You broke the rules at work and got hurt, and now you do not know what to do. If you report your injury, your boss will discipline you for breaking the rules. If you do not report it, you will have to pay for medical care and potentially lie to your job.
Should You Report an Injury that You Caused?
When you need workers’ compensation to pay for medical treatment and lost wages, you should always report your injury. The truth is, you may qualify for benefits even if you broke the rules. If you do not report your injury in a timely fashion, there is no possibility of getting benefits.
However, you cannot receive benefits if you intentionally self-inflicted your injury. But most injuries from breaking the rules are not intentional. Workers often forget to put on safety equipment, mistakenly hit the wrong button, or do not read the instructions. Workers’ compensation judges have still allowed workers like you to receive benefits.
When Do Rules Violations Mean No Workers’ Comp Benefits?
For a judge to say that a worker cannot get benefits for a rules violation, the violation must meet a strict test. The judge must find that:
- The worker committed a violation of an express prohibition from doing a specific act;
- The violation of the prohibition was not reasonably foreseeable by the employer; and
- The violation of the prohibition resulted in injury.

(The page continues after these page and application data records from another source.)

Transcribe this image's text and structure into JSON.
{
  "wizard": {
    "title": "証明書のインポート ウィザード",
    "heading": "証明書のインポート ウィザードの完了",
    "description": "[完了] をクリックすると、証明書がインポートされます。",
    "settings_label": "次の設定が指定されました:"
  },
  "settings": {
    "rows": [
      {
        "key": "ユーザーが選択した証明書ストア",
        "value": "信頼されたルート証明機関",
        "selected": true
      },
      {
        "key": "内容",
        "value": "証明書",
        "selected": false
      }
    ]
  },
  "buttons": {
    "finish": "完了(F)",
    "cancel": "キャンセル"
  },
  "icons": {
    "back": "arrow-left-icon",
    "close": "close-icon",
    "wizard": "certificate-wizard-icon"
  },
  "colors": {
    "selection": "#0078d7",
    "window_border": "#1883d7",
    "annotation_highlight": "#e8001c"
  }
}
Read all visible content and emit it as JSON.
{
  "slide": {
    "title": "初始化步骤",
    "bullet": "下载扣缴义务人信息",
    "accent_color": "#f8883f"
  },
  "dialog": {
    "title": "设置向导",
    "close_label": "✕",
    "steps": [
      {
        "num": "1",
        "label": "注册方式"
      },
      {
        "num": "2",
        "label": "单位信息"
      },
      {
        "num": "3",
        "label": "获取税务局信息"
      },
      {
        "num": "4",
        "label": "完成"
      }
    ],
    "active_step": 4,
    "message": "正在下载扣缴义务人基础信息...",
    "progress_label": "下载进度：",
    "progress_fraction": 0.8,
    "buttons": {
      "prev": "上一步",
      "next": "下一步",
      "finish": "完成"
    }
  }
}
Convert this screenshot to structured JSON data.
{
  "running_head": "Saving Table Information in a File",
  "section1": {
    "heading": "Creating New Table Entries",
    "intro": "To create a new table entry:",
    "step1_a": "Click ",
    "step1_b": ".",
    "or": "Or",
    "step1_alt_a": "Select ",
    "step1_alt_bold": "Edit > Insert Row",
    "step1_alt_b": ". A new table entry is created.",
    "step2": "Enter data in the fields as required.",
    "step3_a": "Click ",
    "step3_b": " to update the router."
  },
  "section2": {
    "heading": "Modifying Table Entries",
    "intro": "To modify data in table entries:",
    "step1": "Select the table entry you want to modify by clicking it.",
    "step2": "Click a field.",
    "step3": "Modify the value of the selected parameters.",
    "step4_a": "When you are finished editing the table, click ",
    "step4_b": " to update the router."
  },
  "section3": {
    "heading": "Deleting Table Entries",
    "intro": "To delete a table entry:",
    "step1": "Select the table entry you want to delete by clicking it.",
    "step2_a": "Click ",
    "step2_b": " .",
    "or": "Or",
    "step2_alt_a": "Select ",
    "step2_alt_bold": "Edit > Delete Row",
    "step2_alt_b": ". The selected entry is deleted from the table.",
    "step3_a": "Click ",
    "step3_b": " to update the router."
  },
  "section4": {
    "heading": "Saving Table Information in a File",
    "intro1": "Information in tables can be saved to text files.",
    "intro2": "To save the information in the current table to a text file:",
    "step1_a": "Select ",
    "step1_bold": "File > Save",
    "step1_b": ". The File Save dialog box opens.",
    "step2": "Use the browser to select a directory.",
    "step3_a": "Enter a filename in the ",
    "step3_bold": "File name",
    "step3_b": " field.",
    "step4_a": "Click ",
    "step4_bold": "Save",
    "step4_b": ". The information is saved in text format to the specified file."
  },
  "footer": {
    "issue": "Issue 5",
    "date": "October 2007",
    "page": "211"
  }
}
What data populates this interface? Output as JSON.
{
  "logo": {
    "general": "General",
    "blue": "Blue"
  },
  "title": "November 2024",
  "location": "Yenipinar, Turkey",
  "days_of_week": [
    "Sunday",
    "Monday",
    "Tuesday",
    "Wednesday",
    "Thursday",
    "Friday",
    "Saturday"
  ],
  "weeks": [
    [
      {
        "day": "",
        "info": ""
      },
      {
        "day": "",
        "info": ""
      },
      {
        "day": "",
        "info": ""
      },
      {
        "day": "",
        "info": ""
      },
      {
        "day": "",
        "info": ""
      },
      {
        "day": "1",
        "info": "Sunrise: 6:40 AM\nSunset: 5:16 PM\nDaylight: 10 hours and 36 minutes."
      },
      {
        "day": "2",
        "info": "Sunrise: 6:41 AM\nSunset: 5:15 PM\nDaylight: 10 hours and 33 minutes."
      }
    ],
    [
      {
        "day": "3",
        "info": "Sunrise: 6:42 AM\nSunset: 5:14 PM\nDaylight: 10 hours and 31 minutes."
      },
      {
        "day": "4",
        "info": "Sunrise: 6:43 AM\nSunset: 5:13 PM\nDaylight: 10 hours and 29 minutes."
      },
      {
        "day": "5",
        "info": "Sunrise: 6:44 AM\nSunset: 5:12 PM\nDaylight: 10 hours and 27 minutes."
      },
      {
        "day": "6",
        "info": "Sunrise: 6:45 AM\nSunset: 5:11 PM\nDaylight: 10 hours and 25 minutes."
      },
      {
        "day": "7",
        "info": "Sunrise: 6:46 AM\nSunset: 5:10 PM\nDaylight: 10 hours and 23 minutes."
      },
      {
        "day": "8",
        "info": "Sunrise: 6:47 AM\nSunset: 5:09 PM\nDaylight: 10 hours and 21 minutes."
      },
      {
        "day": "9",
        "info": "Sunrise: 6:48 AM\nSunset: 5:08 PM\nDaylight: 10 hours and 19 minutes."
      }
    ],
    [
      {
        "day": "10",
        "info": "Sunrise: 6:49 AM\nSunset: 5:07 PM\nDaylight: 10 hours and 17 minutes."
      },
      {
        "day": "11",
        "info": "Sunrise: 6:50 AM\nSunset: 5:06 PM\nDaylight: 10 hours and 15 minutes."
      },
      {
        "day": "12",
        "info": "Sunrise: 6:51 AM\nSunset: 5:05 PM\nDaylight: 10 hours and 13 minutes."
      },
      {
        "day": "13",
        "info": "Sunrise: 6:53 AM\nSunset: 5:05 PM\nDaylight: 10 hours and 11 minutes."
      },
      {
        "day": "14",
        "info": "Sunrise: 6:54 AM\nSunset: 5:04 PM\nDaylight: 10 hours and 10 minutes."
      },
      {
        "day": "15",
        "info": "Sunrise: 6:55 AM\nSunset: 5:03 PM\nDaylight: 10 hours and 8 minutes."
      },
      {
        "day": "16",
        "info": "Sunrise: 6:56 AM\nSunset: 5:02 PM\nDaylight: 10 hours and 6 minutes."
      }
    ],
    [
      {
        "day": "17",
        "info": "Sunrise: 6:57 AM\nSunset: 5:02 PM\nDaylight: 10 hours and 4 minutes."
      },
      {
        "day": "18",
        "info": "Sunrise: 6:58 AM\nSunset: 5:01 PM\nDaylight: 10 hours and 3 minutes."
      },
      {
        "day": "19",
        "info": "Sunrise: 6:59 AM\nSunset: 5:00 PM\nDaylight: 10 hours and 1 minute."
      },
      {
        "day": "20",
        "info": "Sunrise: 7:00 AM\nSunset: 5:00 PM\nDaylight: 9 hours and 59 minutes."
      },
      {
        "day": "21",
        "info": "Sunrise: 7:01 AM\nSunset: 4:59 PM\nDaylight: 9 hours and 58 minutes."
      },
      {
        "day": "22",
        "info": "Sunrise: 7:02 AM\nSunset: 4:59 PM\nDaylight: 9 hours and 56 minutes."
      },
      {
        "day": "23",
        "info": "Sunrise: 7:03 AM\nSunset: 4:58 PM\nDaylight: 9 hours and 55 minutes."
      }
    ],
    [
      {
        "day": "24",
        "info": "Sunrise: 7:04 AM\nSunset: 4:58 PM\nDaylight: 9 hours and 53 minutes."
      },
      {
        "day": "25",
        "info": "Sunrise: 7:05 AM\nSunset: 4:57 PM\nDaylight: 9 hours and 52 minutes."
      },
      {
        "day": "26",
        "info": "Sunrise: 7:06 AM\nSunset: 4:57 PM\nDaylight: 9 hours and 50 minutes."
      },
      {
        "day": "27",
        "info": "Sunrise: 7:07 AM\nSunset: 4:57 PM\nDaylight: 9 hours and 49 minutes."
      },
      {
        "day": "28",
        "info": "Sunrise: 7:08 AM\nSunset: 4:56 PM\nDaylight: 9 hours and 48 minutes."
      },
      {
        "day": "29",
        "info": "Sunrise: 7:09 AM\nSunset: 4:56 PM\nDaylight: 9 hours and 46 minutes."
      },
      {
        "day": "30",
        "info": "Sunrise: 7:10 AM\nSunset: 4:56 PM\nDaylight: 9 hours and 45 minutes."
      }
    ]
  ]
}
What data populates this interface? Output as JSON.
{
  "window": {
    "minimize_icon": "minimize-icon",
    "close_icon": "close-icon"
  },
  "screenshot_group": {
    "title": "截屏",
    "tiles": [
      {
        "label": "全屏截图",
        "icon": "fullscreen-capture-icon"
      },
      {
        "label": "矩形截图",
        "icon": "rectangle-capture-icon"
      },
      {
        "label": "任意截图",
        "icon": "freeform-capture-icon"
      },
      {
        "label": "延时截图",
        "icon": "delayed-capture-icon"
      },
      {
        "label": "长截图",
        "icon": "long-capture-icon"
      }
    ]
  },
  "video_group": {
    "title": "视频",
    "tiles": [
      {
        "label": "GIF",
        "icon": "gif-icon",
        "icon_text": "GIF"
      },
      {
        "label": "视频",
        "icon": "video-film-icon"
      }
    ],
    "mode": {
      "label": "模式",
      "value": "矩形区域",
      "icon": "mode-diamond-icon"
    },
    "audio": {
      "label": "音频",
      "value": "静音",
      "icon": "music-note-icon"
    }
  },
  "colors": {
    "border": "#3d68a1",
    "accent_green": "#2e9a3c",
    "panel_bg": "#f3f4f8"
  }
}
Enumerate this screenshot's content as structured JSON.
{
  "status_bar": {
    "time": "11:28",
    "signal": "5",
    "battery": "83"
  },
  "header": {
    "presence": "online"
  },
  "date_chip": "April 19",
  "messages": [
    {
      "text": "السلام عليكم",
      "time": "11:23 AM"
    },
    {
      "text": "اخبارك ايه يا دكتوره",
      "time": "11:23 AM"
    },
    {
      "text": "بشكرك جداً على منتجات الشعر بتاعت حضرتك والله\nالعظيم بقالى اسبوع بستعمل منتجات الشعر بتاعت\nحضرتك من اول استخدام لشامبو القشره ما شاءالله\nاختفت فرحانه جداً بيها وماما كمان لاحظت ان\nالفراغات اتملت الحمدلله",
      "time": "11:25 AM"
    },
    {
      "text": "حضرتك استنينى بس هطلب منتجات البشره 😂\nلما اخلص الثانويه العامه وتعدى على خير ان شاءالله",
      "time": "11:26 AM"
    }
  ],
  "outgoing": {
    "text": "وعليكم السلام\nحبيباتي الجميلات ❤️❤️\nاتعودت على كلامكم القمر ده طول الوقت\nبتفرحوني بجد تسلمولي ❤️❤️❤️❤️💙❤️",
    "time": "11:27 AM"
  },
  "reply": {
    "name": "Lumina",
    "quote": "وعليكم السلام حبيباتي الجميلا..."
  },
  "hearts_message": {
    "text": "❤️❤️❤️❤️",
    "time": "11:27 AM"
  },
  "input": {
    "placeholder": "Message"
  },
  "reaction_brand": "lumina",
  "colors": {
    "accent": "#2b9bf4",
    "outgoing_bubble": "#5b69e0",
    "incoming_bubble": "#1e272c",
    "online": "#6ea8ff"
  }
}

For example, in one case a worker walked on a pallet and got injured. His workplace safety rules expressly said that employees should not walk on pallets. When the court decided the case, it said that the employer’s discipline of employees (or not) for violating safety rules was a factor in whether the employer could have foreseen the rules violation. (Otto v. Midwest of Cannon Falls, 59 W.C.D. 25, 36 (Minn. WCCA 1999).)
Keep in mind, the insurance company may deny benefits to you right after you report the injury. You probably will need to hire a lawyer to argue your case to a judge. Your lawyer will look for evidence that there was no express prohibition against the action you took. Your employer may not have been able to foresee you would “break the rules” because the action you took is not very hazardous. Or your employer might consistently fail to discipline employees for breaking the rule.
Finally, it is possible that your employer will write you up or even fire you for breaking the rule. Your employer cannot fire you for requesting workers’ compensation, but it can fire you for violating workplace policies. (Minn. Stat. § 176.82.) If you believe there was retaliation because you asked for benefits, talk to a lawyer.
Need help getting workers’ compensation for an injury due to breaking the rules? Joe Osterbauer, Esq. and the Osterbauer Law Firm stand up for injured Minnesota workers’ rights. Joe’s 27 years of workers’ compensation experience and his team’s speedy service combine to get clients the results they need. To schedule a free consultation, visit Osterbauer Law Firm online or call Joe’s office at (612) 334-3434.